PRAGUE/LONDON (Reuters) - Directing natural gas from the European Union to Ukraine if Russia stops supplying its western neighbour would fail to keep up with demand for long as capacity between the EU and Ukraine is too small, analysts said on Thursday.
Ukraine last year imported around 28 billion cubic metres (bcm) of natural gas from Russia, which wants to maintain its influence over the former Soviet republic and fend off EU efforts to limit Moscow's sway.
Disputes between Russia and Ukraine, which consumes more than 50 bcm of gas a year, have previously led to supply cuts for the EU, including in 2009 when hundreds of thousands of homes in southeast Europe went without heat in winter.
So far, Russia's state-controlled Gazprom, which supplies around 30 percent of the EU's gas needs and sends a third of that gas through Ukraine, has maintained supplies to Ukraine during a crisis in which Russian forces have effectively seized Ukraine's Crimea region.
But to prepare for a possible cut-off, the European Union has plans to send gas from its own storage facilities to Ukraine.
"The country (Ukraine) has sufficient gas storage to hold it through a few months, and could also turn to neighbours for additional gas supplies via reverse flows on pipelines that could bring up to 10 bcm (per year) of gas from Germany and Hungary through Poland and Slovakia," political risk consultancy Eurasia Group said in a report this week.

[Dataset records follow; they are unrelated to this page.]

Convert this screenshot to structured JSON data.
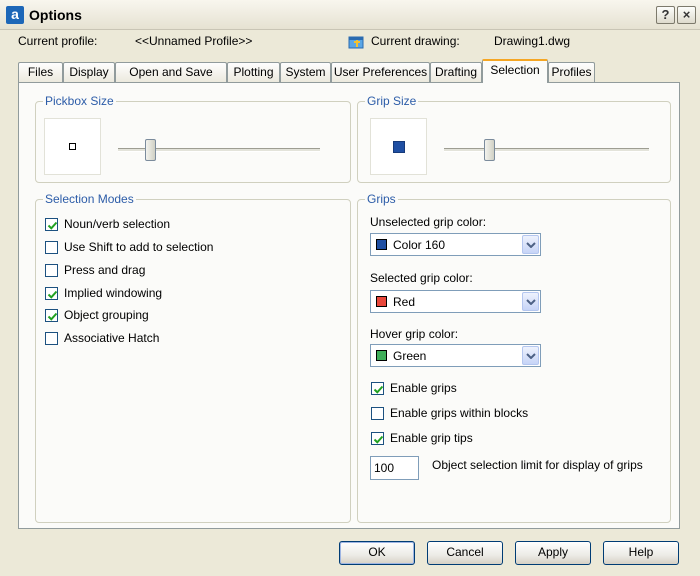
{
  "window": {
    "title": "Options",
    "app_icon_letter": "a",
    "help_glyph": "?",
    "close_glyph": "×"
  },
  "profile": {
    "current_profile_label": "Current profile:",
    "current_profile_value": "<<Unnamed Profile>>",
    "current_drawing_label": "Current drawing:",
    "current_drawing_value": "Drawing1.dwg"
  },
  "tabs": [
    {
      "label": "Files"
    },
    {
      "label": "Display"
    },
    {
      "label": "Open and Save"
    },
    {
      "label": "Plotting"
    },
    {
      "label": "System"
    },
    {
      "label": "User Preferences"
    },
    {
      "label": "Drafting"
    },
    {
      "label": "Selection",
      "active": true
    },
    {
      "label": "Profiles"
    }
  ],
  "pickbox": {
    "label": "Pickbox Size",
    "slider_fraction": 0.17
  },
  "grip_size": {
    "label": "Grip Size",
    "slider_fraction": 0.23
  },
  "selection_modes": {
    "label": "Selection Modes",
    "options": [
      {
        "label": "Noun/verb selection",
        "checked": true
      },
      {
        "label": "Use Shift to add to selection",
        "checked": false
      },
      {
        "label": "Press and drag",
        "checked": false
      },
      {
        "label": "Implied windowing",
        "checked": true
      },
      {
        "label": "Object grouping",
        "checked": true
      },
      {
        "label": "Associative Hatch",
        "checked": false
      }
    ]
  },
  "grips": {
    "label": "Grips",
    "unselected": {
      "label": "Unselected grip color:",
      "value": "Color 160",
      "swatch": "#1f4fa3"
    },
    "selected": {
      "label": "Selected grip color:",
      "value": "Red",
      "swatch": "#e8473b"
    },
    "hover": {
      "label": "Hover grip color:",
      "value": "Green",
      "swatch": "#3fae5a"
    },
    "options": [
      {
        "label": "Enable grips",
        "checked": true
      },
      {
        "label": "Enable grips within blocks",
        "checked": false
      },
      {
        "label": "Enable grip tips",
        "checked": true
      }
    ],
    "limit_value": "100",
    "limit_label": "Object selection limit for display of grips"
  },
  "buttons": {
    "ok": "OK",
    "cancel": "Cancel",
    "apply": "Apply",
    "help": "Help"
  },
  "colors": {
    "group_label": "#2c5ca8",
    "active_tab_accent": "#f5a623",
    "grip_preview": "#1f4fa3"
  }
}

Many other analysts say the available capacity to pump gas from the EU to Ukraine is well below 10 bcm, and Eurasia Group also warned that Ukraine would be likely to receive less.
"If gas supplies to Europe are already compromised by an ongoing conflict, Ukraine may find its neighbours increasingly unwilling to provide this stopgap supply," it added.
NOT ENOUGH GAS?
One of the EU's key plans to support Kiev in case of a supply cut by Russia is to use reverse flows to send gas to Ukraine, but at the moment the capacity to do so is limited.
Ukraine began importing gas through reverse flows from Poland and Hungary in 2012 but analysts said the amounts so far have been equivalent to a mere 2 bcm a year.
According to consulting group Wood Mackenzie, Poland has a reverse capacity of 1.5 bcm to Ukraine while Hungary is able to send 3.5 bcm. Romania has the potential for 1.8 bcm but there has been no firm agreement on its use, the consultancy said.
The biggest opportunity would be pumping gas through Slovakia, the EU gateway for Ukrainian supplies, which has more than 20 bcm of reverse capability.
The problem is that such flows from Europe to Ukraine, which would largely send Russian imports into the EU back east, require contractual agreements between the governments of countries through which the gas passes.
While there have been talks, no deal has been finalised, although sources at the European Commission said it was working to get the reverse-flow arrangement finalised quickly.
Despite these efforts, one source said it would take another six months for gas to flow from Slovakia to Ukraine, too late to address any imminent disruptions, and the link could initially carry only 6 bcm per year.
The real issue, however, might not be Ukraine but Europe itself. Wood Mackenzie estimated Europe would need more than 160 bcm of Russian gas in 2014.
While Russia has enough gas and can reroute some flows from Ukraine to the Yamal Europe and Nord Stream pipelines, which supply Germany, the consultancy said these alternatives would still leave Europe needing more than 30 bcm of gas via Ukraine.
"Moscow does not shy away from sanctions against Ukraine, it has made this clear in the last few days," German consultancy Ispex said. "The question is what will happen to the transit gas destined for western Europe should Moscow stop deliveries to Ukraine."
(Additional reporting by Barbara Lewis in Brussels and Vera Eckert in Frankfurt; Editing by Dale Hudson)